### MATERIAL SHOWN
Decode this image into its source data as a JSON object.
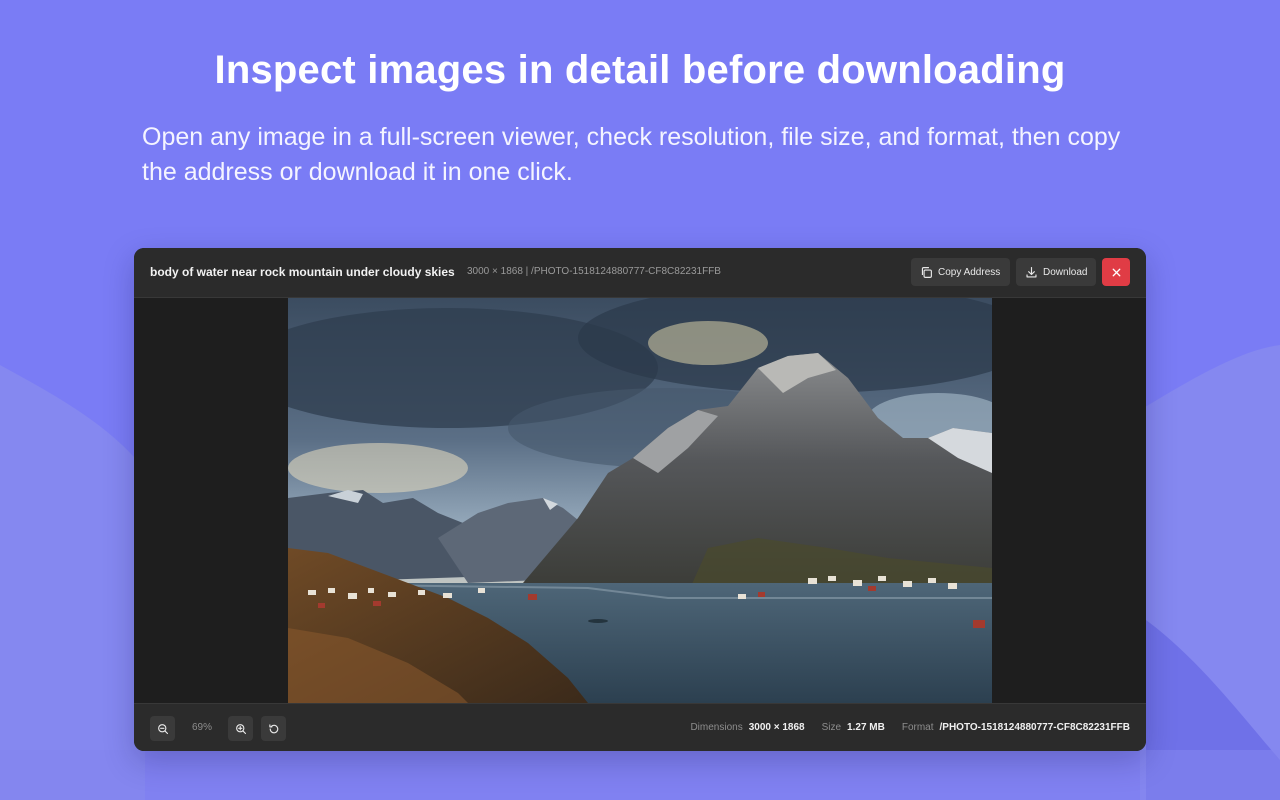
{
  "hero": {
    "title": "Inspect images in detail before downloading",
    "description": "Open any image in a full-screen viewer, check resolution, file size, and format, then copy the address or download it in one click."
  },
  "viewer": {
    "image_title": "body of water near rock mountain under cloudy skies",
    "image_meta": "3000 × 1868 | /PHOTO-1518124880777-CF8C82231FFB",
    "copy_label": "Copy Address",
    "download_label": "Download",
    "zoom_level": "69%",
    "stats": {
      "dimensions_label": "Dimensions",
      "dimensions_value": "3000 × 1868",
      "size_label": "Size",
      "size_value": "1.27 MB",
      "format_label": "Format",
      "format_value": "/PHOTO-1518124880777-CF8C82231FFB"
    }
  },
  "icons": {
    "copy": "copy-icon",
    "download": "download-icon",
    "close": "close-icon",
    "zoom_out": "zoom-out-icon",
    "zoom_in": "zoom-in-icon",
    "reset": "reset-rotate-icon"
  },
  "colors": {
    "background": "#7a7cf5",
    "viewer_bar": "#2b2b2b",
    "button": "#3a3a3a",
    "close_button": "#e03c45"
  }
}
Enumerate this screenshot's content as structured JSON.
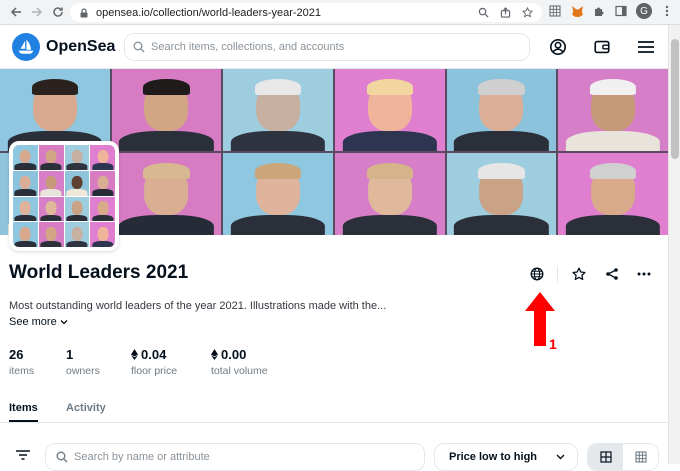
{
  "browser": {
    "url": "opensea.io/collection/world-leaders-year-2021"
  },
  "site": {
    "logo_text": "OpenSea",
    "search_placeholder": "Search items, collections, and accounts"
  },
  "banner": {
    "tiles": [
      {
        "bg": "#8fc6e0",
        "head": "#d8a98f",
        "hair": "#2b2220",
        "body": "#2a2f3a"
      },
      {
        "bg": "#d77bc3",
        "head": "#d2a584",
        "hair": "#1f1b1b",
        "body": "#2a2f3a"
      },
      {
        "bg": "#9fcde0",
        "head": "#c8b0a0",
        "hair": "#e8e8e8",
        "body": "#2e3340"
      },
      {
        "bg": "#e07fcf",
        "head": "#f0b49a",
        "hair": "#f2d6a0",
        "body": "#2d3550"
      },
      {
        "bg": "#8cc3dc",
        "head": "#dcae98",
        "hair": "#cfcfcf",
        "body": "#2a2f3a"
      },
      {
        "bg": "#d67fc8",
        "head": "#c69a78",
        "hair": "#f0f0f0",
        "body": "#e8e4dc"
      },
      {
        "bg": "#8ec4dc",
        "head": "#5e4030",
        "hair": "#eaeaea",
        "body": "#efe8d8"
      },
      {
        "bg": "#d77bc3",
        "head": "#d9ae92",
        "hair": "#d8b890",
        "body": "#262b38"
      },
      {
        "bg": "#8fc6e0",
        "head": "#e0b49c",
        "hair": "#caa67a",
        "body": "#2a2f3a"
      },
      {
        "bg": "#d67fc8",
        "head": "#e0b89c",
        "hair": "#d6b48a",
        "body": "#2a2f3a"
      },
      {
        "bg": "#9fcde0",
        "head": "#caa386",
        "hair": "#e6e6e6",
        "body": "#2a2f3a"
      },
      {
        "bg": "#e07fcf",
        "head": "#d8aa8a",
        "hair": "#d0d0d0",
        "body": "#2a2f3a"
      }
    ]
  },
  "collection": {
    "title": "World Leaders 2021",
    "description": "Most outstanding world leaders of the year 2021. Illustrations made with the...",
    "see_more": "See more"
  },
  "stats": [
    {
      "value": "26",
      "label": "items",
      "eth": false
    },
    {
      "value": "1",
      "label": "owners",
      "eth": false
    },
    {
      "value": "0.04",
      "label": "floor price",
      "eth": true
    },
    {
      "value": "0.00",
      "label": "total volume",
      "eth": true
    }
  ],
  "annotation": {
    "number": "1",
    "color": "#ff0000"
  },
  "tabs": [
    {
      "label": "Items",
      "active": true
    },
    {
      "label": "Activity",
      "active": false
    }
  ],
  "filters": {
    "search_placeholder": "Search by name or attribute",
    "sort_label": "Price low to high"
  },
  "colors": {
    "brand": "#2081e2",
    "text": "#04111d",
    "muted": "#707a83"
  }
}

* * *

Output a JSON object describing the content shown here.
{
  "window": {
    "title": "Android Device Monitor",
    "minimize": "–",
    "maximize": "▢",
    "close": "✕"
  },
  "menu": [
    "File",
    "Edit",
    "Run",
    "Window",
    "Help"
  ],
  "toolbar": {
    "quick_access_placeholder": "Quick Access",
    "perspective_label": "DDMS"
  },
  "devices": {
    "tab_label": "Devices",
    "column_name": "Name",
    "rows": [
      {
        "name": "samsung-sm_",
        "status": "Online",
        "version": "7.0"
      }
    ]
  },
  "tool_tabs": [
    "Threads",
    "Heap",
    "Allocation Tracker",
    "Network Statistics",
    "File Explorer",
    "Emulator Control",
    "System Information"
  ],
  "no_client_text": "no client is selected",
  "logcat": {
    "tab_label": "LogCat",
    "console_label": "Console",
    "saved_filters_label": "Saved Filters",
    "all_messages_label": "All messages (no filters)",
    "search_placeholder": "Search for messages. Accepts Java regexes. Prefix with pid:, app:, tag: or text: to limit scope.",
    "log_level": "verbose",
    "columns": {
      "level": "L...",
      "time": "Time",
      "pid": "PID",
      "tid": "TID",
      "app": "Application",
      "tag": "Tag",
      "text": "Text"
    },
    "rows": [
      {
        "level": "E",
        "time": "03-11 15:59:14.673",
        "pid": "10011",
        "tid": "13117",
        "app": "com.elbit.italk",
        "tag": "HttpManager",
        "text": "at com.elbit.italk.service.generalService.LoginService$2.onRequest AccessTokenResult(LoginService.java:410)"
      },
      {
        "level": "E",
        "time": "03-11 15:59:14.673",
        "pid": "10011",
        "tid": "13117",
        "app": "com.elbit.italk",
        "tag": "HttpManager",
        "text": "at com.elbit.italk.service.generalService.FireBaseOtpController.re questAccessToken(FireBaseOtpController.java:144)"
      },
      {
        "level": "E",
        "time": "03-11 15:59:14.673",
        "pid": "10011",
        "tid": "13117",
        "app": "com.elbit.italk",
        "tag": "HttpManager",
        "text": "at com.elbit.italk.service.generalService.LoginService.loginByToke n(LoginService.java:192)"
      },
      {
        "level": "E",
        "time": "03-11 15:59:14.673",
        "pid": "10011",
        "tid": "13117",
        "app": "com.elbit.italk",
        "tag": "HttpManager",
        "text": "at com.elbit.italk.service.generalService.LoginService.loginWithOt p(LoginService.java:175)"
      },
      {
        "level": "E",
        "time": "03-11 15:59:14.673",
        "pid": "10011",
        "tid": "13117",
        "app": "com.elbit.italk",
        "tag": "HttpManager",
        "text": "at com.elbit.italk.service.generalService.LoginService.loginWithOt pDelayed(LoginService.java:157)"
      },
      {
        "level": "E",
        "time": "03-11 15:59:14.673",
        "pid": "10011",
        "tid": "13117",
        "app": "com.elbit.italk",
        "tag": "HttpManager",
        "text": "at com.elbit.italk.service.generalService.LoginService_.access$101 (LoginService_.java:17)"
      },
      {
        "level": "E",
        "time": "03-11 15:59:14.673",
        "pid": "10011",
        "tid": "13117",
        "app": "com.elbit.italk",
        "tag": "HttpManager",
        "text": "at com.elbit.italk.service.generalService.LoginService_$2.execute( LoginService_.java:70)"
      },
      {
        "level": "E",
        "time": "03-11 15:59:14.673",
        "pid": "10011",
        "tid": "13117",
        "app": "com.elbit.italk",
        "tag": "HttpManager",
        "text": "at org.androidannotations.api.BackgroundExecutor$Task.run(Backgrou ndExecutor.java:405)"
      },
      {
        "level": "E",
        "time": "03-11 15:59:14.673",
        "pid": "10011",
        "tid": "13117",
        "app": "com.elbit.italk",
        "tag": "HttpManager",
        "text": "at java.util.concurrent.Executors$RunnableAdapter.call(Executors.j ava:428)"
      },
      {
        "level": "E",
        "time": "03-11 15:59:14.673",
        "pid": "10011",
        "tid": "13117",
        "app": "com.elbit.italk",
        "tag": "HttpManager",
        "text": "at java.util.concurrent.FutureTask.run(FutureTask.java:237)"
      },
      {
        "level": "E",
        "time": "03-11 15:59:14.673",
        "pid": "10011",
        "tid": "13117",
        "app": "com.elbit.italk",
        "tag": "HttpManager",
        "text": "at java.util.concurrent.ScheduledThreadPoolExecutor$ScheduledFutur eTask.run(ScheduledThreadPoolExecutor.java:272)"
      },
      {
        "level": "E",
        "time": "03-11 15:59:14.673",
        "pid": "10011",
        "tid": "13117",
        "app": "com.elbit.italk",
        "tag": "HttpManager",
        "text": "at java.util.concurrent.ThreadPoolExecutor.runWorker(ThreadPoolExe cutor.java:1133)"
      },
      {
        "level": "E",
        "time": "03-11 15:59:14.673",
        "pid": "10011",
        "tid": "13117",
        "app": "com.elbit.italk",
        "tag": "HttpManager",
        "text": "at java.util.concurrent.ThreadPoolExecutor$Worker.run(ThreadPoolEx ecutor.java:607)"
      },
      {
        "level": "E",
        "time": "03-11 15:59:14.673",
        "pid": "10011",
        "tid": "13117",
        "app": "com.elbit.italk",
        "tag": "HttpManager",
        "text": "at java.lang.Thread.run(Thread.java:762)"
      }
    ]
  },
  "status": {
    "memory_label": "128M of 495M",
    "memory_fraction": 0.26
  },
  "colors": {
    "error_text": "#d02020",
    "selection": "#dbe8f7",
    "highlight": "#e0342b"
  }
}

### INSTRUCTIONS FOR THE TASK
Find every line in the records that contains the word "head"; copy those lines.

### FINISHED EXERCISE
        "head": "#d8a98f",
        "head": "#d2a584",
        "head": "#c8b0a0",
        "head": "#f0b49a",
        "head": "#dcae98",
        "head": "#c69a78",
        "head": "#5e4030",
        "head": "#d9ae92",
        "head": "#e0b49c",
        "head": "#e0b89c",
        "head": "#caa386",
        "head": "#d8aa8a",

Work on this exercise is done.